**What is needed**
Every line of the data is to be reproduced exactly.

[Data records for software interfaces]
+++++
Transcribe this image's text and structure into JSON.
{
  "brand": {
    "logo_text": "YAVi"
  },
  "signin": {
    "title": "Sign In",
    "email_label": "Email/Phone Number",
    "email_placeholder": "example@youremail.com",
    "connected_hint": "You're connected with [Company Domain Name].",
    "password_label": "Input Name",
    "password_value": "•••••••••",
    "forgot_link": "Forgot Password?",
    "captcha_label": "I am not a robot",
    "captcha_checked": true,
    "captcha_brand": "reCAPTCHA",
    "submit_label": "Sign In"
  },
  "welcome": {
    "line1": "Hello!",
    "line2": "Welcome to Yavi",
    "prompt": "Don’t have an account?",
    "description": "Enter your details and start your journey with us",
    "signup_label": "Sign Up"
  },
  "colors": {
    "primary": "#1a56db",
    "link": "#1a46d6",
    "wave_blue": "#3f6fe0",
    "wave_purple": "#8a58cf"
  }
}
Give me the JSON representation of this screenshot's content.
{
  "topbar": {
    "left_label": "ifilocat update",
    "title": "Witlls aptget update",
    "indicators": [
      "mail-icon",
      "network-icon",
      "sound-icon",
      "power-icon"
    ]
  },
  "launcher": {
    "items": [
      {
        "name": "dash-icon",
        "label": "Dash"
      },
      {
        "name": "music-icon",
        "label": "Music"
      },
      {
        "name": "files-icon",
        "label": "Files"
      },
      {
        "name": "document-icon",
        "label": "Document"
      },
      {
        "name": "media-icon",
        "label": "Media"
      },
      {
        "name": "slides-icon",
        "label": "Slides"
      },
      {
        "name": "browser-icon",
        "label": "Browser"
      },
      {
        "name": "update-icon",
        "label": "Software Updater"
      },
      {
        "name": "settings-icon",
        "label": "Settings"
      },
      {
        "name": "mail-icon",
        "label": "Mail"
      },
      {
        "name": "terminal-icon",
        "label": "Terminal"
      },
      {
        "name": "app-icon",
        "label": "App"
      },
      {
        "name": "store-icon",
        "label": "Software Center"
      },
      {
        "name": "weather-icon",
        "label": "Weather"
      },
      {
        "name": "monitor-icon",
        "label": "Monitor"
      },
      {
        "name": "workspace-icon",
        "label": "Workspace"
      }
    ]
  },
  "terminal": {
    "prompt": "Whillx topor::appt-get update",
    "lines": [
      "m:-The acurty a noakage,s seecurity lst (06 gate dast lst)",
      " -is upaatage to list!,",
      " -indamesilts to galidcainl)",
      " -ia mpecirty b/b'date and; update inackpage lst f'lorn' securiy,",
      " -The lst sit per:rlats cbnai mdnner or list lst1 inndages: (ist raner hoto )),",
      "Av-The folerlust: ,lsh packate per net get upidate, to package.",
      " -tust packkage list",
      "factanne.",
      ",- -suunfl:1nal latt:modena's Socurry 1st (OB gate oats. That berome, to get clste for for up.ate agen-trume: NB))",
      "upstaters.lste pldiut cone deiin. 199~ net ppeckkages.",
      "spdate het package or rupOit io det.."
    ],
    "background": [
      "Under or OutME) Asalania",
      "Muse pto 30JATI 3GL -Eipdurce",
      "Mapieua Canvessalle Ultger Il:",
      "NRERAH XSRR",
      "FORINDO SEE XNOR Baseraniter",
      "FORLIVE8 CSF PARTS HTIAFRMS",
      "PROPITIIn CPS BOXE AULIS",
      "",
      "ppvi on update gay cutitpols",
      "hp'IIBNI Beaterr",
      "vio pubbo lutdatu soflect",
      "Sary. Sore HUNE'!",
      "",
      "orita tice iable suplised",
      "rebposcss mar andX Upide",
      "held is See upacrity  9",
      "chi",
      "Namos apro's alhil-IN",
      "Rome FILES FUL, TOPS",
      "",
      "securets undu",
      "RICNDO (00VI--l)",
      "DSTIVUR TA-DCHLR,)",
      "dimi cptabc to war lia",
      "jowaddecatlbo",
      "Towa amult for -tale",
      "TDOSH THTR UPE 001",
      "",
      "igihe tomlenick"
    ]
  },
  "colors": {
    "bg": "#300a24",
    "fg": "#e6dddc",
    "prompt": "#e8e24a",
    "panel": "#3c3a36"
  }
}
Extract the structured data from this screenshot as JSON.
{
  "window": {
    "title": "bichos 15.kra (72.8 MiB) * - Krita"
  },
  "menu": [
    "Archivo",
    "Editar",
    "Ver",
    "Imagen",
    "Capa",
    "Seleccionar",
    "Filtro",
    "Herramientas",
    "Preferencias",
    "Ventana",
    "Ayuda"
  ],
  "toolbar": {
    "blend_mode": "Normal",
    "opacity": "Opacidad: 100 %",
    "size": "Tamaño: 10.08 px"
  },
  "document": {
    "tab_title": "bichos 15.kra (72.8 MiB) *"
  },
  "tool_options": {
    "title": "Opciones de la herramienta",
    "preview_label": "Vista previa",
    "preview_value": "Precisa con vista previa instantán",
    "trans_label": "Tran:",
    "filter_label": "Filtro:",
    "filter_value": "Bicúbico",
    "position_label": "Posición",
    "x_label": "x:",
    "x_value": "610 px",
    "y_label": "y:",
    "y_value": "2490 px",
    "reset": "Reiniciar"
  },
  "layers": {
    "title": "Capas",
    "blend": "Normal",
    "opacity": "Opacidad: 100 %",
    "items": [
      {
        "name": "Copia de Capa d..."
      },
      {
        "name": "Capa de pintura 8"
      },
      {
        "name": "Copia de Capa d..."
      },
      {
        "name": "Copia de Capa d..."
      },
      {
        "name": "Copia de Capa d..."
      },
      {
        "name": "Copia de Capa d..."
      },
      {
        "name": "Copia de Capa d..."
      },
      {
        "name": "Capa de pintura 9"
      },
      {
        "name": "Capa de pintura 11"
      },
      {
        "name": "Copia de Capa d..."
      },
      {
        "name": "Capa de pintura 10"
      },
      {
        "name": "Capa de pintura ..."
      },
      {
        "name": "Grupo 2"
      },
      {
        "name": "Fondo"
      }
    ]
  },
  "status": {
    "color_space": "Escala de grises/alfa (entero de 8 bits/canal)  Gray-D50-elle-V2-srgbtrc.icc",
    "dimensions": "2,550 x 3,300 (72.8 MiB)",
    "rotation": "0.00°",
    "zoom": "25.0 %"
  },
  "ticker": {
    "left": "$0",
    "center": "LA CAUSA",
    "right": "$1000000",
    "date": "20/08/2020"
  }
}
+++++
**Your response**
Transcribe this image's text and structure into JSON.
{
  "brand": {
    "logo_text": "YAVi"
  },
  "signin": {
    "title": "Sign In",
    "email_label": "Email/Phone Number",
    "email_placeholder": "example@youremail.com",
    "connected_hint": "You're connected with [Company Domain Name].",
    "password_label": "Input Name",
    "password_value": "•••••••••",
    "forgot_link": "Forgot Password?",
    "captcha_label": "I am not a robot",
    "captcha_checked": true,
    "captcha_brand": "reCAPTCHA",
    "submit_label": "Sign In"
  },
  "welcome": {
    "line1": "Hello!",
    "line2": "Welcome to Yavi",
    "prompt": "Don’t have an account?",
    "description": "Enter your details and start your journey with us",
    "signup_label": "Sign Up"
  },
  "colors": {
    "primary": "#1a56db",
    "link": "#1a46d6",
    "wave_blue": "#3f6fe0",
    "wave_purple": "#8a58cf"
  }
}
Give me the JSON representation of this screenshot's content.
{
  "topbar": {
    "left_label": "ifilocat update",
    "title": "Witlls aptget update",
    "indicators": [
      "mail-icon",
      "network-icon",
      "sound-icon",
      "power-icon"
    ]
  },
  "launcher": {
    "items": [
      {
        "name": "dash-icon",
        "label": "Dash"
      },
      {
        "name": "music-icon",
        "label": "Music"
      },
      {
        "name": "files-icon",
        "label": "Files"
      },
      {
        "name": "document-icon",
        "label": "Document"
      },
      {
        "name": "media-icon",
        "label": "Media"
      },
      {
        "name": "slides-icon",
        "label": "Slides"
      },
      {
        "name": "browser-icon",
        "label": "Browser"
      },
      {
        "name": "update-icon",
        "label": "Software Updater"
      },
      {
        "name": "settings-icon",
        "label": "Settings"
      },
      {
        "name": "mail-icon",
        "label": "Mail"
      },
      {
        "name": "terminal-icon",
        "label": "Terminal"
      },
      {
        "name": "app-icon",
        "label": "App"
      },
      {
        "name": "store-icon",
        "label": "Software Center"
      },
      {
        "name": "weather-icon",
        "label": "Weather"
      },
      {
        "name": "monitor-icon",
        "label": "Monitor"
      },
      {
        "name": "workspace-icon",
        "label": "Workspace"
      }
    ]
  },
  "terminal": {
    "prompt": "Whillx topor::appt-get update",
    "lines": [
      "m:-The acurty a noakage,s seecurity lst (06 gate dast lst)",
      " -is upaatage to list!,",
      " -indamesilts to galidcainl)",
      " -ia mpecirty b/b'date and; update inackpage lst f'lorn' securiy,",
      " -The lst sit per:rlats cbnai mdnner or list lst1 inndages: (ist raner hoto )),",
      "Av-The folerlust: ,lsh packate per net get upidate, to package.",
      " -tust packkage list",
      "factanne.",
      ",- -suunfl:1nal latt:modena's Socurry 1st (OB gate oats. That berome, to get clste for for up.ate agen-trume: NB))",
      "upstaters.lste pldiut cone deiin. 199~ net ppeckkages.",
      "spdate het package or rupOit io det.."
    ],
    "background": [
      "Under or OutME) Asalania",
      "Muse pto 30JATI 3GL -Eipdurce",
      "Mapieua Canvessalle Ultger Il:",
      "NRERAH XSRR",
      "FORINDO SEE XNOR Baseraniter",
      "FORLIVE8 CSF PARTS HTIAFRMS",
      "PROPITIIn CPS BOXE AULIS",
      "",
      "ppvi on update gay cutitpols",
      "hp'IIBNI Beaterr",
      "vio pubbo lutdatu soflect",
      "Sary. Sore HUNE'!",
      "",
      "orita tice iable suplised",
      "rebposcss mar andX Upide",
      "held is See upacrity  9",
      "chi",
      "Namos apro's alhil-IN",
      "Rome FILES FUL, TOPS",
      "",
      "securets undu",
      "RICNDO (00VI--l)",
      "DSTIVUR TA-DCHLR,)",
      "dimi cptabc to war lia",
      "jowaddecatlbo",
      "Towa amult for -tale",
      "TDOSH THTR UPE 001",
      "",
      "igihe tomlenick"
    ]
  },
  "colors": {
    "bg": "#300a24",
    "fg": "#e6dddc",
    "prompt": "#e8e24a",
    "panel": "#3c3a36"
  }
}
Extract the structured data from this screenshot as JSON.
{
  "window": {
    "title": "bichos 15.kra (72.8 MiB) * - Krita"
  },
  "menu": [
    "Archivo",
    "Editar",
    "Ver",
    "Imagen",
    "Capa",
    "Seleccionar",
    "Filtro",
    "Herramientas",
    "Preferencias",
    "Ventana",
    "Ayuda"
  ],
  "toolbar": {
    "blend_mode": "Normal",
    "opacity": "Opacidad: 100 %",
    "size": "Tamaño: 10.08 px"
  },
  "document": {
    "tab_title": "bichos 15.kra (72.8 MiB) *"
  },
  "tool_options": {
    "title": "Opciones de la herramienta",
    "preview_label": "Vista previa",
    "preview_value": "Precisa con vista previa instantán",
    "trans_label": "Tran:",
    "filter_label": "Filtro:",
    "filter_value": "Bicúbico",
    "position_label": "Posición",
    "x_label": "x:",
    "x_value": "610 px",
    "y_label": "y:",
    "y_value": "2490 px",
    "reset": "Reiniciar"
  },
  "layers": {
    "title": "Capas",
    "blend": "Normal",
    "opacity": "Opacidad: 100 %",
    "items": [
      {
        "name": "Copia de Capa d..."
      },
      {
        "name": "Capa de pintura 8"
      },
      {
        "name": "Copia de Capa d..."
      },
      {
        "name": "Copia de Capa d..."
      },
      {
        "name": "Copia de Capa d..."
      },
      {
        "name": "Copia de Capa d..."
      },
      {
        "name": "Copia de Capa d..."
      },
      {
        "name": "Capa de pintura 9"
      },
      {
        "name": "Capa de pintura 11"
      },
      {
        "name": "Copia de Capa d..."
      },
      {
        "name": "Capa de pintura 10"
      },
      {
        "name": "Capa de pintura ..."
      },
      {
        "name": "Grupo 2"
      },
      {
        "name": "Fondo"
      }
    ]
  },
  "status": {
    "color_space": "Escala de grises/alfa (entero de 8 bits/canal)  Gray-D50-elle-V2-srgbtrc.icc",
    "dimensions": "2,550 x 3,300 (72.8 MiB)",
    "rotation": "0.00°",
    "zoom": "25.0 %"
  },
  "ticker": {
    "left": "$0",
    "center": "LA CAUSA",
    "right": "$1000000",
    "date": "20/08/2020"
  }
}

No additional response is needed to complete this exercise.